## EXERCISE INSTRUCTIONS
Please count the lines in the data below that mention the word "Settings", then give only the total.

[Stored data entries]
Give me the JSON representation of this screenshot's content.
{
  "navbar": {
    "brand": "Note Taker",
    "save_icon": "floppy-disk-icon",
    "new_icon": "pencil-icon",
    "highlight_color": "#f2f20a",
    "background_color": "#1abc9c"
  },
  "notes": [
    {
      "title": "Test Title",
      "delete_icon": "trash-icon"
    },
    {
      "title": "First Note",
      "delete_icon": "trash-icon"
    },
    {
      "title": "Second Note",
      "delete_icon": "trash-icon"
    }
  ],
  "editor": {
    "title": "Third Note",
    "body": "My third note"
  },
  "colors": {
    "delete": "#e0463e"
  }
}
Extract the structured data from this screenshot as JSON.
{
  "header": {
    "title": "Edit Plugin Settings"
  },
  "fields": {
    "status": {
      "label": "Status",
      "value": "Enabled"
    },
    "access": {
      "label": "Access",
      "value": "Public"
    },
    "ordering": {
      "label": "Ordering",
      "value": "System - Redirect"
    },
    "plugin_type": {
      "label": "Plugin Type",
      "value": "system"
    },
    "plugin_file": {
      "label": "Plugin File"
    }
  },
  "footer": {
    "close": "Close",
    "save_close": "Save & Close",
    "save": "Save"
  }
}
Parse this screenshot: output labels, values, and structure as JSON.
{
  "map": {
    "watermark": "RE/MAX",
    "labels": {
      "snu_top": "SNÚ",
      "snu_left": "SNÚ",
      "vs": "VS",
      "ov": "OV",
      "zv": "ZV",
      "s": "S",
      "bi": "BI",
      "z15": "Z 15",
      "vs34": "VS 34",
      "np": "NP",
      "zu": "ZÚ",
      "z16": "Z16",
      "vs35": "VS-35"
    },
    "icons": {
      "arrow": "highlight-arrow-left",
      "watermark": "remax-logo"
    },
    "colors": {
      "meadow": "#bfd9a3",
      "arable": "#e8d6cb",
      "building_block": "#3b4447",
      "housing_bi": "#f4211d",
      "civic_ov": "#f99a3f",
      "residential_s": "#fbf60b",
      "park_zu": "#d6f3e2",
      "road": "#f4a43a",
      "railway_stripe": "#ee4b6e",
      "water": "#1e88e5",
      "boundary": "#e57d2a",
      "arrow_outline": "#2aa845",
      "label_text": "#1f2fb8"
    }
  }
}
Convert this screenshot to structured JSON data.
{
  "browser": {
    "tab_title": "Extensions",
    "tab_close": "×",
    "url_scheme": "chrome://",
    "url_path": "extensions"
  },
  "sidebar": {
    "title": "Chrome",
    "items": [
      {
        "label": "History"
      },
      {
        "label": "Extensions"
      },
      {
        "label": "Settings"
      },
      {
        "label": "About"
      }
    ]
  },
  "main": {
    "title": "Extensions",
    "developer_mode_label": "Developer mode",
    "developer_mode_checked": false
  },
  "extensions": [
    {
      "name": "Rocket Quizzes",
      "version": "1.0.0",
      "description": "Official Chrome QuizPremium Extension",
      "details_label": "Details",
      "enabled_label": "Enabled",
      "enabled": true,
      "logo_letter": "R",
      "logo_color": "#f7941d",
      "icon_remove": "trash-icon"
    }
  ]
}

## RESPONSE
2